“Nena” is very personal to me. I was pregnant with my fourth child when I wrote this song. The pregnancy period is a miracle itself. A woman goes through so many physical, psychic and emotional changes, and the moment of giving birth transcends you to another dimension – you travel far to collect the soul of your baby and come back together in this world. When writing the song, I wanted to put the woman in the center of it and give her the attention. The music explodes at the moments of pain when the baby is coming and the girl realizes the struggles her own mother went through to bring her into this world. The dynamic of the song represents motherhood’s power.
What is the jazz scene like in Eastern Europe?
It’s still brilliant. I’ve been in Prishtina for the jazz festival week, and the city is full of events. You have a chance to hear bands coming to perform from different part of the world. Prizren is another great city. The architecture is beautiful it takes you back in time. It’s designed for festivals and music events, Lumbardh is a brilliant venue where artists from around the world get to perform throughout the year, and the music scene is blooming still.
I’m also aware that Albania has developed a great scene too. The Balkan jazz festival they organize every year is great. This event happens by the Tirana Lake theatre. Another annual festival is Za Fest organized in Theth in the beautiful mountains of Albania’s breath-taking highlands. Macedonia has a few beautiful jazz music festivals too.
Talk about your name change from Vjollca Robelli to AJO and what it signifies for you.
It was my husband’s idea. Back in 2002 I had a song called “AJO” (which means “she”) and everyone knew me with this song. “AJO” was dedicated to raising awareness of the AIDs pandemic, and won many accolades.
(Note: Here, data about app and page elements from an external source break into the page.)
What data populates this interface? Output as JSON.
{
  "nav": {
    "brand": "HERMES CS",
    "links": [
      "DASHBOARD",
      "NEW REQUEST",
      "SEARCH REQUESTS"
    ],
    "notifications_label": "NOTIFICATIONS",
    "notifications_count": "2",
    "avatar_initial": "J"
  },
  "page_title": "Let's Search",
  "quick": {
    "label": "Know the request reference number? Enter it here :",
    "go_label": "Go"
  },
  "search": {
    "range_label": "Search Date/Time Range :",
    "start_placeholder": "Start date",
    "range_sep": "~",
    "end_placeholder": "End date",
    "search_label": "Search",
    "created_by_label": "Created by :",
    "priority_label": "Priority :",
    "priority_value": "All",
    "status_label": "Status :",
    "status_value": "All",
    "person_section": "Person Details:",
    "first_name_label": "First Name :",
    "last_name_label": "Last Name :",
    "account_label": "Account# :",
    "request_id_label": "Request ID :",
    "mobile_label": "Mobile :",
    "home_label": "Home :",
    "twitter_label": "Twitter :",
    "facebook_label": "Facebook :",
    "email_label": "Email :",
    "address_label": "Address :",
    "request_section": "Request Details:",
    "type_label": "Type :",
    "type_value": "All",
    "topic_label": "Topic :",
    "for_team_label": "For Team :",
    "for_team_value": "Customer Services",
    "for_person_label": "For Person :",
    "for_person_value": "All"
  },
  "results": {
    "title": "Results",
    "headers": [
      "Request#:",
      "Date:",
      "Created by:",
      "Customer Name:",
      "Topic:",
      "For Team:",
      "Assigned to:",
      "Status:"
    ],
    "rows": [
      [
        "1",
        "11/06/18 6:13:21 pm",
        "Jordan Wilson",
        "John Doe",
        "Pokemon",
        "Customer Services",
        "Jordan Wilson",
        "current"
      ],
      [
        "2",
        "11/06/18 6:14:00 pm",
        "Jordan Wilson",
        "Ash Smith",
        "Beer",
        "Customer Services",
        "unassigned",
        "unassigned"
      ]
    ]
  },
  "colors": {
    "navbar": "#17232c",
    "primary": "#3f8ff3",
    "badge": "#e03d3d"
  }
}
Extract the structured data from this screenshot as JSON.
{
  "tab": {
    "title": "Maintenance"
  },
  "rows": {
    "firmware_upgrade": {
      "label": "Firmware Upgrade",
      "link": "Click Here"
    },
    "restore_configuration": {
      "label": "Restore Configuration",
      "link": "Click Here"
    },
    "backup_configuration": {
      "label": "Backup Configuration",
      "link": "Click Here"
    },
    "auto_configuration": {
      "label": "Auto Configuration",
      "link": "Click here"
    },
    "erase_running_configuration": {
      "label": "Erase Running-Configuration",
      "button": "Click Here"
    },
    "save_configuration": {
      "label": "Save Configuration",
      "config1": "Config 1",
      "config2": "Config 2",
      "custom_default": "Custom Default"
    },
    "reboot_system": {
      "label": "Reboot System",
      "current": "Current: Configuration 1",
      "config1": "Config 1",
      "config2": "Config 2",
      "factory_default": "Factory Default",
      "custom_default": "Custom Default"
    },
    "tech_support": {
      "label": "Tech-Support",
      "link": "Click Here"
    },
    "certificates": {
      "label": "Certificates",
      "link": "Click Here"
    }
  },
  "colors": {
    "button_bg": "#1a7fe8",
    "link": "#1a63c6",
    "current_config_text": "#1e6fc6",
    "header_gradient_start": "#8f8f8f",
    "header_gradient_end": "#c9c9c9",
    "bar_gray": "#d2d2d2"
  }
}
It topped the charts on TV and radio stations, came second in the regional BBC Top of the Pops and won Best Rock Video at Videofest. I was nominated as a Youth Music Ambassador that same year. Seventeen years on, the song retains its popularity, which led me to adopt the stage name AJO.
How does this new album differ from “Sworn Virgins”?
“Sworn Virgins” is a song about the brave women of the highlands of Albania. It’s a compelling story of a woman’s traumas and strengths. This new EP is a continuity of that story.
One of the rearranged songs is about embroidery work, where woman prepare a great deal of handcrafted work before they marry, passing on skills to the next generation so this art form won’t disappear. My new songs tell true tales of honour and betrayal, joy and pain, absence and homecoming, and the uniquely Albanian concept of “Besa,” an oath of trust passed down through the centuries.
I can say that through music I’m bringing my heritage to life.
Talk about your personnel and how they helped pull this all together.
For my new EP, I have collaborated with professional musicians including Aram Zarikian, Danny Rico, William Collier, Alessio Marsio, and Xhemil Gjini.
Andrew Phillips, the Emmy- and Oscar-nominated composer, mixed the tracks, and the EP was mastered by Max Gilkes from 1 Sonic Productions, the Grammy- and Mercury-nominated studio. This collaboration has been an amazing experience and we have created something very different bringing the sounds of the folk music and the Albanian music to another level. One side of this project includes the culture, traditions and the folk music of my country which helped me write and compose the songs. The other side is that the musicians involved are from different countries of Europe who brought their influences. Infusing all these ideas together created the style of music you hear in this EP. I hope you will enjoy listening to it!
When will you debut the CD and will you tour?
The first two shows are taking place in Kosova. On September 13 we are launching the EP in Prizren Lumbardh Cinema, a beautiful venue. The second show will be September 14 in Prishtina, the capital of Kosova, at the Armata Cinema, another beautiful venue.
I’ll be doing interviews with TV and radio stations and online blogs. We’re bringing a group of eight musicians from Europe to Kosova, so it’s taking a lot of logistics to plan it all. We’re also organizing several concerts for a tour of Europe and other parts of the world.
For more information, visit www.vjollca.co.
Photos courtesy of and with permission of AJO.
© Debbie Burke 2019